Phobias are a type of anxiety disorder that is characterized by intense fear of specific objects or situations. The main difference between phobias and anxiety is that phobias are irrational and excessive, while anxiety is a normal emotional response to stress.
What are the causes of phobias?
The exact cause of phobias is unknown, but they are thought to be caused by a combination of genetic and environmental factors. Phobias may run in families, so there may be a genetic predisposition for this condition. Additionally, phobias may be triggered by traumatic events or stressful situations.
Fear is said to be processed differently than other emotions by leaving out the sensory cortex from the route to the amygdala. The trail’s temporal duration is 12 milliseconds, which is a biological evolutionary consequence that might make the difference between life and death in response to hazardous stimuli. This idea illuminates why phobias and anxiety disorders develop as a result of unconscious reactions or fears that the individual himself/herself is unable to comprehend or analyze.
A phobia is an irrational fear of an object, situation, or activity that poses no real danger. But the person experiencing the phobia perceives the threat as very real.
There are three main types of phobias:
– Social phobias: Fear of social situations and being around people. This can include a fear of public speaking, performance anxiety, and shyness.
– Agoraphobia: Fear of being in situations where escape might be difficult or help wouldn’t be available if things went wrong. This may include a fear of flying, heights, enclosed spaces, or crowds. People with agoraphobia often avoid leaving their homes out of fear.
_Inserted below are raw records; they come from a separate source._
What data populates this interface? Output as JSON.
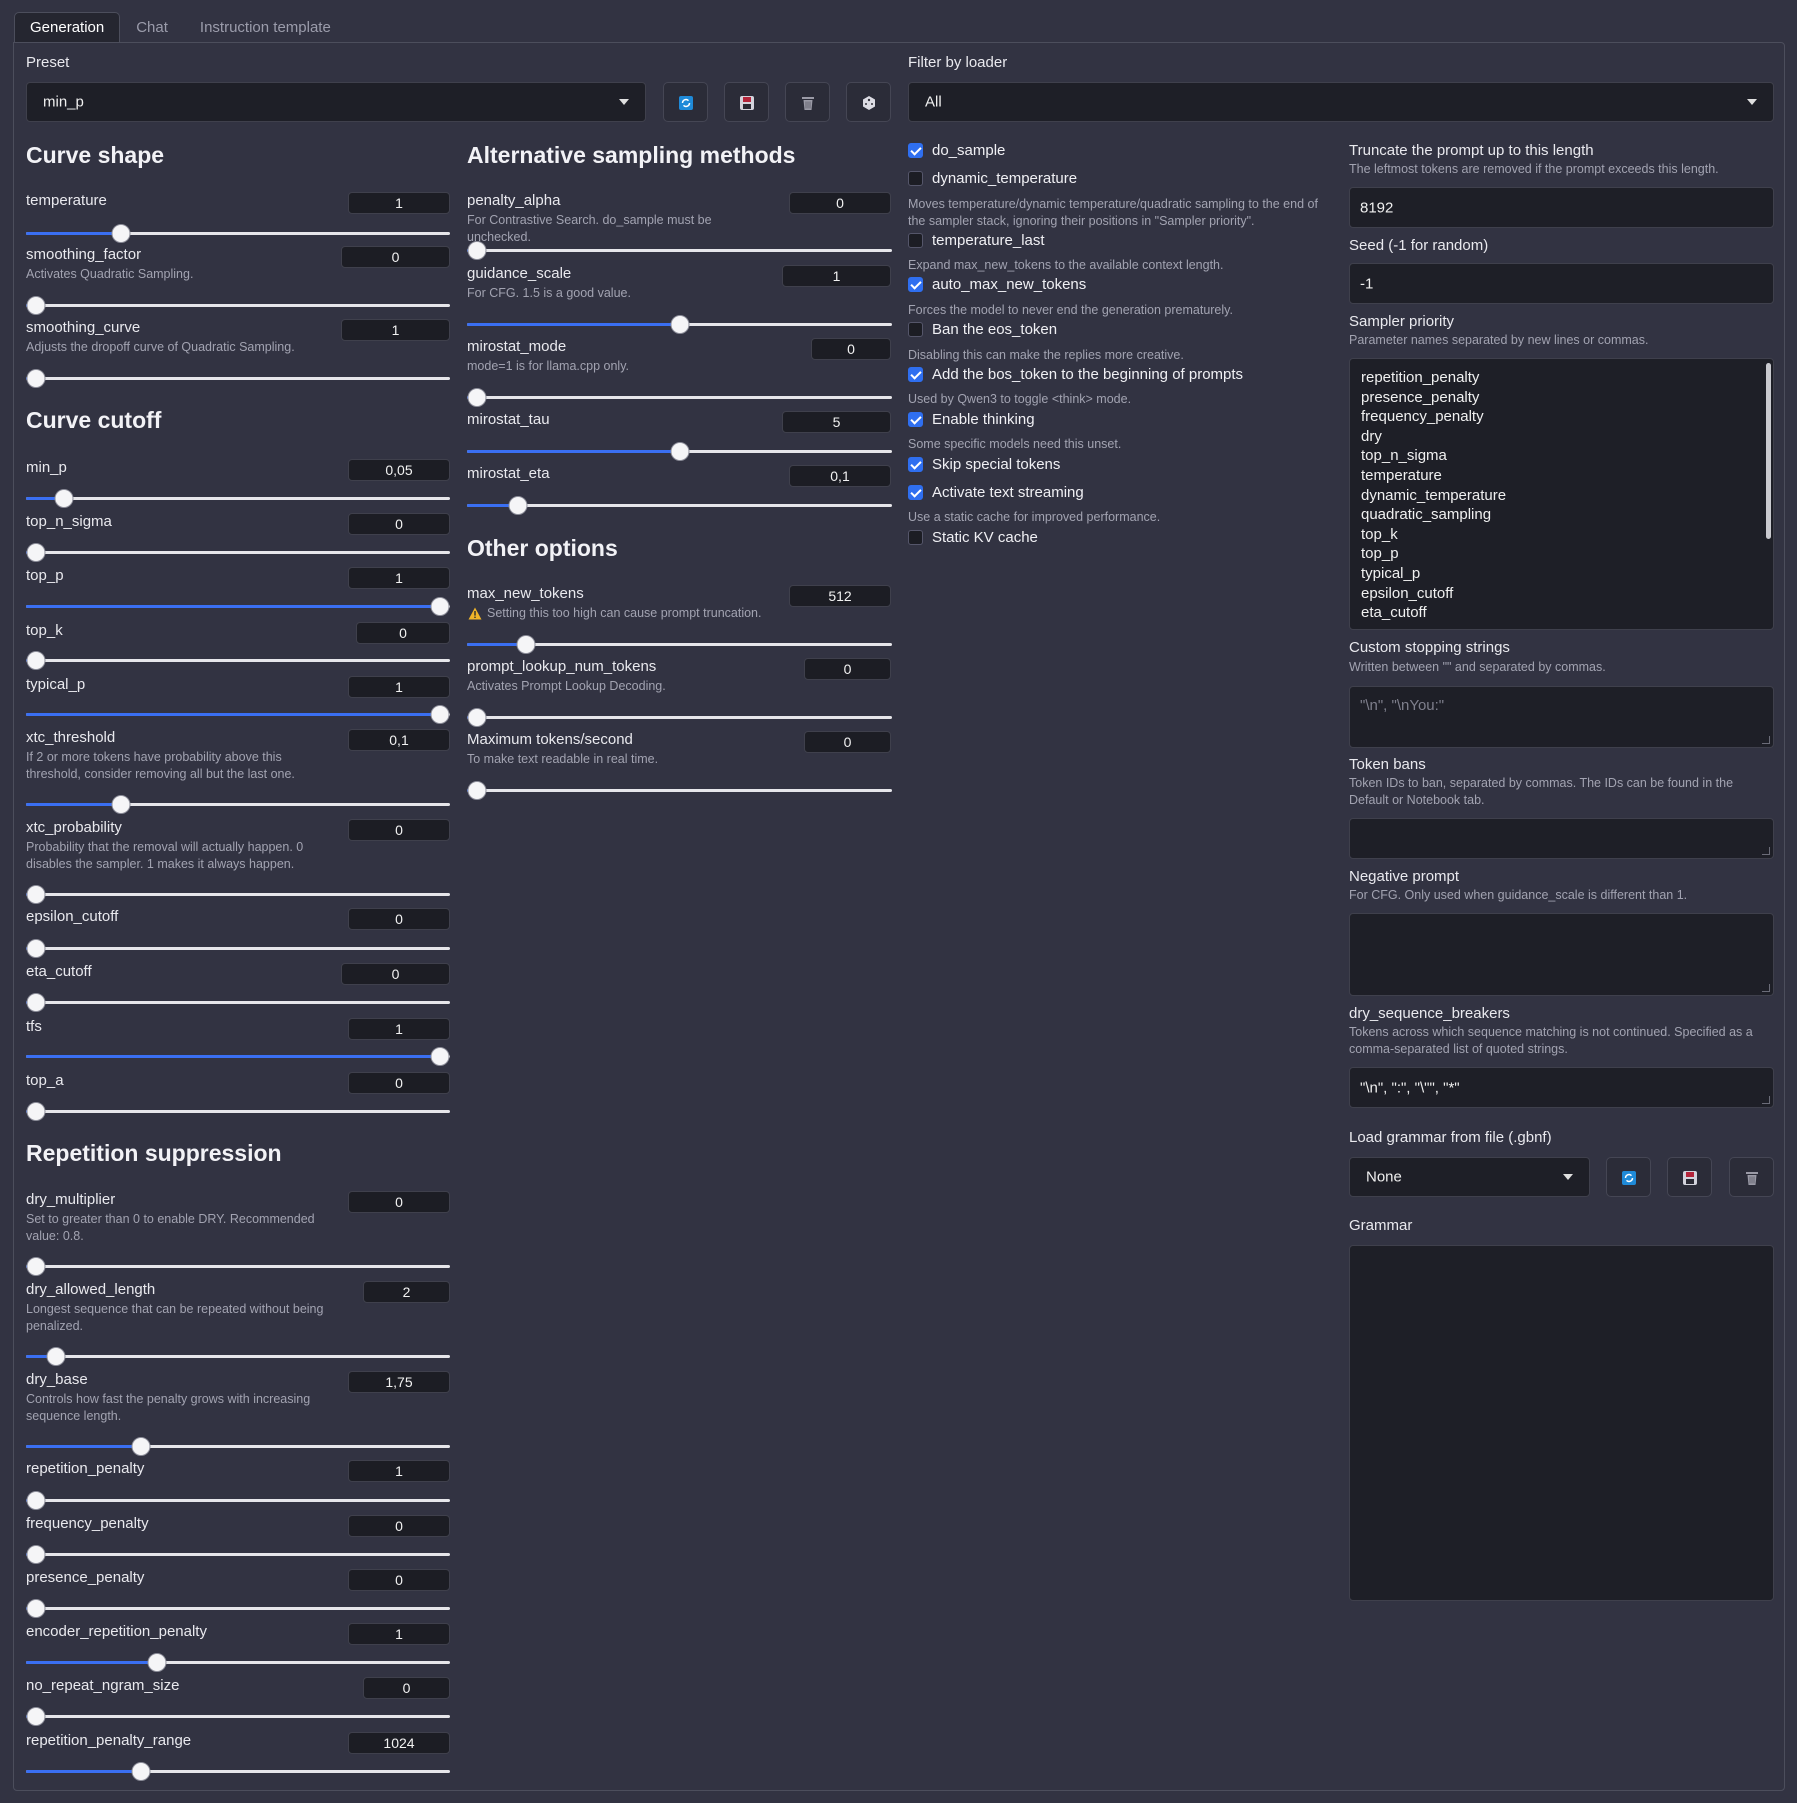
{
  "tabs": [
    {
      "label": "Generation"
    },
    {
      "label": "Chat"
    },
    {
      "label": "Instruction template"
    }
  ],
  "preset": {
    "label": "Preset",
    "value": "min_p"
  },
  "filter_loader": {
    "label": "Filter by loader",
    "value": "All"
  },
  "colors": {
    "background": "#323342",
    "accent": "#3a6ff2",
    "input_bg": "#1e1f27"
  },
  "sections": {
    "curve_shape": "Curve shape",
    "curve_cutoff": "Curve cutoff",
    "repetition_suppression": "Repetition suppression",
    "alternative_sampling": "Alternative sampling methods",
    "other_options": "Other options"
  },
  "params": {
    "temperature": {
      "label": "temperature",
      "value": "1",
      "level": 0.21
    },
    "smoothing_factor": {
      "label": "smoothing_factor",
      "desc": "Activates Quadratic Sampling.",
      "value": "0",
      "level": 0
    },
    "smoothing_curve": {
      "label": "smoothing_curve",
      "desc": "Adjusts the dropoff curve of Quadratic Sampling.",
      "value": "1",
      "level": 0
    },
    "min_p": {
      "label": "min_p",
      "value": "0,05",
      "level": 0.07
    },
    "top_n_sigma": {
      "label": "top_n_sigma",
      "value": "0",
      "level": 0
    },
    "top_p": {
      "label": "top_p",
      "value": "1",
      "level": 1
    },
    "top_k": {
      "label": "top_k",
      "value": "0",
      "level": 0
    },
    "typical_p": {
      "label": "typical_p",
      "value": "1",
      "level": 1
    },
    "xtc_threshold": {
      "label": "xtc_threshold",
      "desc": "If 2 or more tokens have probability above this threshold, consider removing all but the last one.",
      "value": "0,1",
      "level": 0.21
    },
    "xtc_probability": {
      "label": "xtc_probability",
      "desc": "Probability that the removal will actually happen. 0 disables the sampler. 1 makes it always happen.",
      "value": "0",
      "level": 0
    },
    "epsilon_cutoff": {
      "label": "epsilon_cutoff",
      "value": "0",
      "level": 0
    },
    "eta_cutoff": {
      "label": "eta_cutoff",
      "value": "0",
      "level": 0
    },
    "tfs": {
      "label": "tfs",
      "value": "1",
      "level": 1
    },
    "top_a": {
      "label": "top_a",
      "value": "0",
      "level": 0
    },
    "dry_multiplier": {
      "label": "dry_multiplier",
      "desc": "Set to greater than 0 to enable DRY. Recommended value: 0.8.",
      "value": "0",
      "level": 0
    },
    "dry_allowed_length": {
      "label": "dry_allowed_length",
      "desc": "Longest sequence that can be repeated without being penalized.",
      "value": "2",
      "level": 0.05
    },
    "dry_base": {
      "label": "dry_base",
      "desc": "Controls how fast the penalty grows with increasing sequence length.",
      "value": "1,75",
      "level": 0.26
    },
    "repetition_penalty": {
      "label": "repetition_penalty",
      "value": "1",
      "level": 0
    },
    "frequency_penalty": {
      "label": "frequency_penalty",
      "value": "0",
      "level": 0
    },
    "presence_penalty": {
      "label": "presence_penalty",
      "value": "0",
      "level": 0
    },
    "encoder_repetition_penalty": {
      "label": "encoder_repetition_penalty",
      "value": "1",
      "level": 0.3
    },
    "no_repeat_ngram_size": {
      "label": "no_repeat_ngram_size",
      "value": "0",
      "level": 0
    },
    "repetition_penalty_range": {
      "label": "repetition_penalty_range",
      "value": "1024",
      "level": 0.26
    },
    "penalty_alpha": {
      "label": "penalty_alpha",
      "desc": "For Contrastive Search. do_sample must be unchecked.",
      "value": "0",
      "level": 0
    },
    "guidance_scale": {
      "label": "guidance_scale",
      "desc": "For CFG. 1.5 is a good value.",
      "value": "1",
      "level": 0.5
    },
    "mirostat_mode": {
      "label": "mirostat_mode",
      "desc": "mode=1 is for llama.cpp only.",
      "value": "0",
      "level": 0
    },
    "mirostat_tau": {
      "label": "mirostat_tau",
      "value": "5",
      "level": 0.5
    },
    "mirostat_eta": {
      "label": "mirostat_eta",
      "value": "0,1",
      "level": 0.1
    },
    "max_new_tokens": {
      "label": "max_new_tokens",
      "desc": "Setting this too high can cause prompt truncation.",
      "value": "512",
      "level": 0.12
    },
    "prompt_lookup_num_tokens": {
      "label": "prompt_lookup_num_tokens",
      "desc": "Activates Prompt Lookup Decoding.",
      "value": "0",
      "level": 0
    },
    "maximum_tokens_second": {
      "label": "Maximum tokens/second",
      "desc": "To make text readable in real time.",
      "value": "0",
      "level": 0
    }
  },
  "checkboxes": {
    "do_sample": {
      "label": "do_sample",
      "checked": true
    },
    "dynamic_temperature": {
      "label": "dynamic_temperature",
      "checked": false
    },
    "temperature_last": {
      "label": "temperature_last",
      "desc": "Moves temperature/dynamic temperature/quadratic sampling to the end of the sampler stack, ignoring their positions in \"Sampler priority\".",
      "checked": false
    },
    "auto_max_new_tokens": {
      "label": "auto_max_new_tokens",
      "desc": "Expand max_new_tokens to the available context length.",
      "checked": true
    },
    "ban_eos": {
      "label": "Ban the eos_token",
      "desc": "Forces the model to never end the generation prematurely.",
      "checked": false
    },
    "add_bos": {
      "label": "Add the bos_token to the beginning of prompts",
      "desc": "Disabling this can make the replies more creative.",
      "checked": true
    },
    "enable_thinking": {
      "label": "Enable thinking",
      "desc": "Used by Qwen3 to toggle <think> mode.",
      "checked": true
    },
    "skip_special": {
      "label": "Skip special tokens",
      "desc": "Some specific models need this unset.",
      "checked": true
    },
    "text_streaming": {
      "label": "Activate text streaming",
      "checked": true
    },
    "static_kv": {
      "label": "Static KV cache",
      "desc": "Use a static cache for improved performance.",
      "checked": false
    }
  },
  "right": {
    "truncate": {
      "label": "Truncate the prompt up to this length",
      "desc": "The leftmost tokens are removed if the prompt exceeds this length.",
      "value": "8192"
    },
    "seed": {
      "label": "Seed (-1 for random)",
      "value": "-1"
    },
    "sampler_priority": {
      "label": "Sampler priority",
      "desc": "Parameter names separated by new lines or commas.",
      "items": [
        "repetition_penalty",
        "presence_penalty",
        "frequency_penalty",
        "dry",
        "top_n_sigma",
        "temperature",
        "dynamic_temperature",
        "quadratic_sampling",
        "top_k",
        "top_p",
        "typical_p",
        "epsilon_cutoff",
        "eta_cutoff"
      ]
    },
    "stopping": {
      "label": "Custom stopping strings",
      "desc": "Written between \"\" and separated by commas.",
      "placeholder": "\"\\n\", \"\\nYou:\""
    },
    "token_bans": {
      "label": "Token bans",
      "desc": "Token IDs to ban, separated by commas. The IDs can be found in the Default or Notebook tab."
    },
    "negative_prompt": {
      "label": "Negative prompt",
      "desc": "For CFG. Only used when guidance_scale is different than 1."
    },
    "dry_breakers": {
      "label": "dry_sequence_breakers",
      "desc": "Tokens across which sequence matching is not continued. Specified as a comma-separated list of quoted strings.",
      "value": "\"\\n\", \":\", \"\\\"\", \"*\""
    },
    "grammar_file": {
      "label": "Load grammar from file (.gbnf)",
      "value": "None"
    },
    "grammar": {
      "label": "Grammar"
    }
  }
}
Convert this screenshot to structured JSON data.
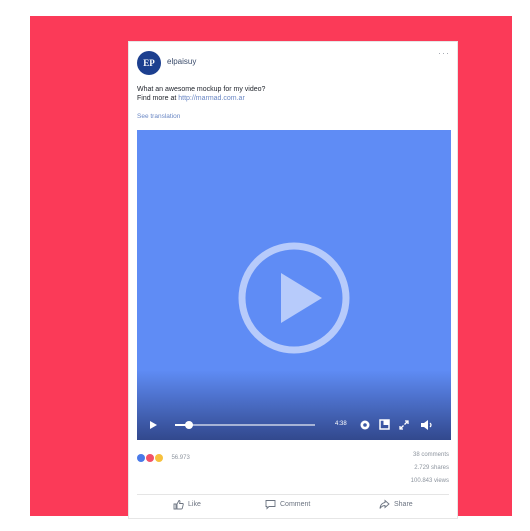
{
  "post": {
    "page_initials": "EP",
    "page_name": "elpaisuy",
    "more_label": "···",
    "caption_line1": "What an awesome mockup for my video?",
    "caption_prefix": "Find more at ",
    "caption_link": "http://marmad.com.ar",
    "see_translation": "See translation"
  },
  "video": {
    "time": "4:38",
    "progress": 0.1,
    "overlay_icon": "play-circle-icon",
    "control_icons": [
      "play-icon",
      "settings-icon",
      "popout-icon",
      "fullscreen-icon",
      "volume-icon"
    ]
  },
  "engagement": {
    "reaction_icons": [
      "like-reaction-icon",
      "love-reaction-icon",
      "haha-reaction-icon"
    ],
    "reaction_colors": [
      "#4a7ae8",
      "#f25268",
      "#f7c13d"
    ],
    "reaction_count": "56.973",
    "comments": "38 comments",
    "shares": "2.729 shares",
    "views": "100.843 views"
  },
  "actions": {
    "like": "Like",
    "comment": "Comment",
    "share": "Share"
  },
  "colors": {
    "background": "#fb3a58",
    "video": "#5f8cf5",
    "avatar": "#1c3f8f",
    "link": "#6a87c4"
  }
}
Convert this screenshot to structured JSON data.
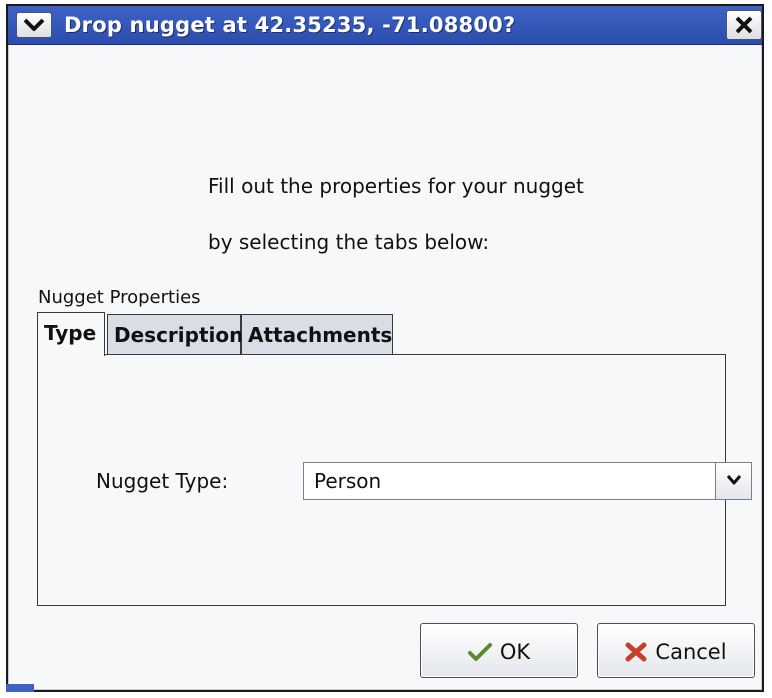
{
  "window": {
    "title": "Drop nugget at 42.35235, -71.08800?",
    "menu_icon": "chevron-down-icon",
    "close_icon": "close-icon"
  },
  "prompt": {
    "line1": "Fill out the properties for your nugget",
    "line2": "by selecting the tabs below:"
  },
  "group": {
    "label": "Nugget Properties"
  },
  "tabs": [
    {
      "label": "Type",
      "active": true
    },
    {
      "label": "Description",
      "active": false
    },
    {
      "label": "Attachments",
      "active": false
    }
  ],
  "type_tab": {
    "field_label": "Nugget Type:",
    "selected_value": "Person"
  },
  "buttons": {
    "ok_label": "OK",
    "cancel_label": "Cancel"
  },
  "colors": {
    "titlebar": "#2b4dae",
    "ok_check": "#5f8a2a",
    "cancel_x": "#c8402a"
  }
}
– Specific phobias: Intense fear of a specific object or situation, such as dogs, snakes, needles, or flying. The phobia may cause you to go out of your way to avoid the thing you’re afraid of. In some cases, the phobia can be so severe that it interferes with your daily life.
Most phobias develop in childhood or adolescence, but they can also occur in adults. Women are more likely than men to develop a phobia.
There is no single cause of phobias. They may be caused by a traumatic event, such as a car accident or a bad fall. Or they may run in families, which suggests that phobias may have a genetic component. Environmental factors, such as being exposed to a phobia-inducing object or situation, may also play a role.
People with phobias usually realize that their fear is irrational, but they can’t control their anxiety. Just thinking about the object or situation they’re afraid of can trigger an intense anxiety reaction. In some cases, people with phobias go to great lengths to avoid the things they’re afraid of.
There are effective treatments for phobias, such as exposure therapy and cognitive-behavioral therapy (CBT). With treatment, most people with phobias are able to manage their fear and live normal, productive lives.